During the last two weeks of June, we'll be taking our annual summertime publishing hiatus, in which we skip an issue to catch up on office projects and maybe play some Frisbee in the park. Look for the next issue of HCN around July 21.
WELCOME, NEW INTERNS
During her first attempt to return to her native West, new intern Andrea Appleton worked as a school lunch lady and hot dog vendor in Phoenix. Eight years later, she's excited to be back, this time as an environmental journalist.
Andrea spent her first 14 years of life in tiny La Veta, Colo., then moved to the Midwest and got a degree in English from the University of Illinois. After graduating -- and discovering that school lunch and hot dogs were not her calling -- Andrea took a series of entomology-related jobs, including driving a mobile bug museum. Six months of insect research in Switzerland convinced her that she'd prefer a career with a broader focus, so she moved to New York, where she got a master's in journalism from Columbia University and worked as a freelance journalist.
Paonia may be a long way from Brooklyn, but she welcomes the change. "The bird songs, the plant life, the color of the sky all feel like home," she says. "I guess even the bugs feel familiar."
Rob Inglis worked in a sheet-metal shop at McMurdo Station from October through February this year. "The landscape of Antarctica is not as harsh as I thought it would be," he says, recalling the beauty of the sun's late-night glow on the glaciers and the Royal Society Mountains. Originally from South Carolina, Rob finished his bachelor's degree at Yale in ethics, politics and economics last spring. He also participated in the school's nascent Journalism Initiative. Since graduating, besides his Antarctica stint, he's hitchhiked around New Zealand and studied invertebrate sea creatures in Friday Harbor, Wash.
Rob says he's always been fascinated by the West, and sees journalism as an opportunity to explore a wide variety of topics, from the environment and science to public health and immigration.
Emily Steinmetz has made some big changes in her life recently. In early June, she moved from Albuquerque to Paonia to become HCN's first multimedia intern. A scant three days before that, she eloped with her boyfriend. "We were trying to get married the whole week," she says, "but we would go hiking or whatever and suddenly realize it was 4:30 and the courthouse was closed!"
While pursuing her master's degree in anthropology at American University in Washington, D.C., Emily spent dozens of hours in a prison interviewing female inmates. As part of her Ph.D. work at Northwestern University in Illinois -- also on the anthropology of prisons -- she lived for a year in a rural New Mexico town, one-third of whose residents were incarcerated.

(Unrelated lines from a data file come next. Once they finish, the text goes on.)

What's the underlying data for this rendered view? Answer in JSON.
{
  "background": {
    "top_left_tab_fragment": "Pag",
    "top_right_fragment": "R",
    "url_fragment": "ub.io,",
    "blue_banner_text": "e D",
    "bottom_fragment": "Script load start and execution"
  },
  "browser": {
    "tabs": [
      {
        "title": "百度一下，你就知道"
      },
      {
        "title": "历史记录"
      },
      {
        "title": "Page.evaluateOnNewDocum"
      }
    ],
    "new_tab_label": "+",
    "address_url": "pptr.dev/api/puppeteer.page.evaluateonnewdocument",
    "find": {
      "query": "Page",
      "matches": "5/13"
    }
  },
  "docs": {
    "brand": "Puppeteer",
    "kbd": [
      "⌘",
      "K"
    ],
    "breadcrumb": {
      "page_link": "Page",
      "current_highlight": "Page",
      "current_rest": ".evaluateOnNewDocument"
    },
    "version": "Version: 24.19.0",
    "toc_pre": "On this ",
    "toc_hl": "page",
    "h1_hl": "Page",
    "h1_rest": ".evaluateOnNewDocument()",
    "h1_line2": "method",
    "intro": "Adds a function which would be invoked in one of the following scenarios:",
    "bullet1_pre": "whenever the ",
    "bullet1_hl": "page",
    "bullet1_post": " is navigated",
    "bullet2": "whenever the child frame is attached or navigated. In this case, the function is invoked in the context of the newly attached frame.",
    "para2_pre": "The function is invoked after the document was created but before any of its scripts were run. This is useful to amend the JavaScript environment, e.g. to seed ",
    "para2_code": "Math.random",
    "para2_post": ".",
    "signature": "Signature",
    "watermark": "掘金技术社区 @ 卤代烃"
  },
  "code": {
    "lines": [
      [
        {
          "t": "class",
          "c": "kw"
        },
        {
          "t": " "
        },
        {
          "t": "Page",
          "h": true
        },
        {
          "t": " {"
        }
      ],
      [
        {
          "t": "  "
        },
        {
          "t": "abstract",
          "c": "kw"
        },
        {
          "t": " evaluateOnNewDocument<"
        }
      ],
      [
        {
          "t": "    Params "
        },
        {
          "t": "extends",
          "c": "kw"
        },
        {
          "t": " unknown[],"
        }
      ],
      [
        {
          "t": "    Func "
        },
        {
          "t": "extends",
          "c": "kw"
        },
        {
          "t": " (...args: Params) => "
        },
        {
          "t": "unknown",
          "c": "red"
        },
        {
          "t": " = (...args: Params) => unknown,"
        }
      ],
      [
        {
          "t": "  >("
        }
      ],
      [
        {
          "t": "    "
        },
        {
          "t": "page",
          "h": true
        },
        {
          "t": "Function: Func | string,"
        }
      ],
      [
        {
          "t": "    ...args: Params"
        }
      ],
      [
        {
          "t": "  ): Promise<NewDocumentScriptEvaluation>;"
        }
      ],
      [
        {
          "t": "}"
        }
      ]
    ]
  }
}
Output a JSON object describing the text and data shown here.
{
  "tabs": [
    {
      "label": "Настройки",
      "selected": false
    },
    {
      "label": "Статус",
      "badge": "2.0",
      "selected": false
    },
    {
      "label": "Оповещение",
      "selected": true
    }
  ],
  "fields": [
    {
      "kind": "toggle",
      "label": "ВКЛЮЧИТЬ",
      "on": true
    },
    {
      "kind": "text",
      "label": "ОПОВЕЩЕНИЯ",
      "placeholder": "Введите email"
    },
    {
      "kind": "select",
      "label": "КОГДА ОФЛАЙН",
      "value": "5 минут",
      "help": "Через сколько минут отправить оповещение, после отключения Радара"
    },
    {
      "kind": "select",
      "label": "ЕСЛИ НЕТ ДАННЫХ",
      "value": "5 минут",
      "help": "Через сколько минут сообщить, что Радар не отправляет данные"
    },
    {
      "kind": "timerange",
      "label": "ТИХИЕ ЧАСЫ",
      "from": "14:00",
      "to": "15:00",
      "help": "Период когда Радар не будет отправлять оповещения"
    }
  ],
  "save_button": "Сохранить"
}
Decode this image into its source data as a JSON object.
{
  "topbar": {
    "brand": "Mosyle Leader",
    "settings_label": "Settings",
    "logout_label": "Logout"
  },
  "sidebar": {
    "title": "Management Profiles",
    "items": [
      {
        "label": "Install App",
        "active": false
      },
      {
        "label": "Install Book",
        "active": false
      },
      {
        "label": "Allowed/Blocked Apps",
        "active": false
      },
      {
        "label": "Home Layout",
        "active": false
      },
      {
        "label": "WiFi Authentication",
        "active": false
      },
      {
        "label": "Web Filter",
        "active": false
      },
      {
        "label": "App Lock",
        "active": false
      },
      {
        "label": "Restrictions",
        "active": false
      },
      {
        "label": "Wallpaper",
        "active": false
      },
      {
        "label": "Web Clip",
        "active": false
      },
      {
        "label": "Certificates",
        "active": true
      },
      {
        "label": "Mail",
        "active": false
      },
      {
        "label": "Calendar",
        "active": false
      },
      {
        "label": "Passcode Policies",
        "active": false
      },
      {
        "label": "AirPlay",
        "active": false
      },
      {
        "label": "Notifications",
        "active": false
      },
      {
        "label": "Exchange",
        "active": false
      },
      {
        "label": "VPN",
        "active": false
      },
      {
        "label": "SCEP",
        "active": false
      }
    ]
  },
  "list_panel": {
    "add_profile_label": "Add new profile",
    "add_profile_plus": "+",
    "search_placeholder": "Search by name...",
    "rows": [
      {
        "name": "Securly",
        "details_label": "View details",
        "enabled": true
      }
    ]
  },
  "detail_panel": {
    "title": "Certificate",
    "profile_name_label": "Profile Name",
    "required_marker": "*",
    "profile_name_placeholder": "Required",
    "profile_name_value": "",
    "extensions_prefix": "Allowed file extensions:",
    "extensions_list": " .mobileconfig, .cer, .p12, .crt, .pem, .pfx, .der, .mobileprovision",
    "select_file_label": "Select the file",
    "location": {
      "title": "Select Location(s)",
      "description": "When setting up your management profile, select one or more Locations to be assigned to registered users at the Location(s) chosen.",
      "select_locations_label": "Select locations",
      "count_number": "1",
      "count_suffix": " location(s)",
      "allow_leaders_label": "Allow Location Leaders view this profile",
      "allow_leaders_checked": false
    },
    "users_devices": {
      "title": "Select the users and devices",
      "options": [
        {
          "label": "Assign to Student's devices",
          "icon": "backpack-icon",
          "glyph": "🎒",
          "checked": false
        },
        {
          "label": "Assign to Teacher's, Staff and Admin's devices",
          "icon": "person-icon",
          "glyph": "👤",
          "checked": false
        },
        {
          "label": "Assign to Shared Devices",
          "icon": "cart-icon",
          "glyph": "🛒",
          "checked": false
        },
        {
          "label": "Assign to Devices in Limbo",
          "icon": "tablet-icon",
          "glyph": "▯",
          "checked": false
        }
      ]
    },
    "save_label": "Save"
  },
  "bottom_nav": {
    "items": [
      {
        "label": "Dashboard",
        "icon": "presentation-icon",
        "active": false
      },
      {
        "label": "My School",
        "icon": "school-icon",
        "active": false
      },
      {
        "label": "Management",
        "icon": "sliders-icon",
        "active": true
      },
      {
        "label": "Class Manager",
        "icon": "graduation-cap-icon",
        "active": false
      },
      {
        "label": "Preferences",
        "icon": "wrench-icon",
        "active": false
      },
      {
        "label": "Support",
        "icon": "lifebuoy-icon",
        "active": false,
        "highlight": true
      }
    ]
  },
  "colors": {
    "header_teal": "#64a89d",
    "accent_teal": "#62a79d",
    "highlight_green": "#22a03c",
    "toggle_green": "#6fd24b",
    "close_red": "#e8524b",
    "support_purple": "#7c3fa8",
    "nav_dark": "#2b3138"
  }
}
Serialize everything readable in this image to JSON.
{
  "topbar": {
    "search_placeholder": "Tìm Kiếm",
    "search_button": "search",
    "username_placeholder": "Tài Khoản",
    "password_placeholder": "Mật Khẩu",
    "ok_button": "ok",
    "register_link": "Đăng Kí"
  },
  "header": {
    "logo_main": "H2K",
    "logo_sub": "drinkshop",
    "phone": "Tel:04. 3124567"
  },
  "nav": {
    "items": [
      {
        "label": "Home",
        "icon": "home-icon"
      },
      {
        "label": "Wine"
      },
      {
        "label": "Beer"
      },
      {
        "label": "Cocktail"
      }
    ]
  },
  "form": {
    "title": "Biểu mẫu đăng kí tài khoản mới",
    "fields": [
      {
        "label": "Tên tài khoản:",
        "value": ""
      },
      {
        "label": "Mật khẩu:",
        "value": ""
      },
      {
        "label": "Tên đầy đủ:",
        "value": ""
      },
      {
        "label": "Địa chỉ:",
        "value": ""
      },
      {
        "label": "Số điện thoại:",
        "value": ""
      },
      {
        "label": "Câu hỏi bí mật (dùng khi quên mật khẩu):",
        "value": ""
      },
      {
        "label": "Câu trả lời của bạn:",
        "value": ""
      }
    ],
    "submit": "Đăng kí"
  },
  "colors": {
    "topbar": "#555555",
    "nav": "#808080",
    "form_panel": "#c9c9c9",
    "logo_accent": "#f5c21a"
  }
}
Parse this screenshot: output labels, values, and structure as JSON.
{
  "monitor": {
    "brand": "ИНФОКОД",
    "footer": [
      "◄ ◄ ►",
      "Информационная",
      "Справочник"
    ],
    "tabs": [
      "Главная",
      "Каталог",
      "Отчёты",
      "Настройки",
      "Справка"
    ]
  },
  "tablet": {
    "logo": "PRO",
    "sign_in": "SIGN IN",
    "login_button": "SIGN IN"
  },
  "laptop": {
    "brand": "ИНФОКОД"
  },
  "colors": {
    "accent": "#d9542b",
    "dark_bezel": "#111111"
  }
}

There, she was often mistaken for a reporter, confirming her hunch that she'd do better as a writer than an academic. She chose HCN because it seemed the perfect venue for exploring her interests in journalism, social justice and the environment.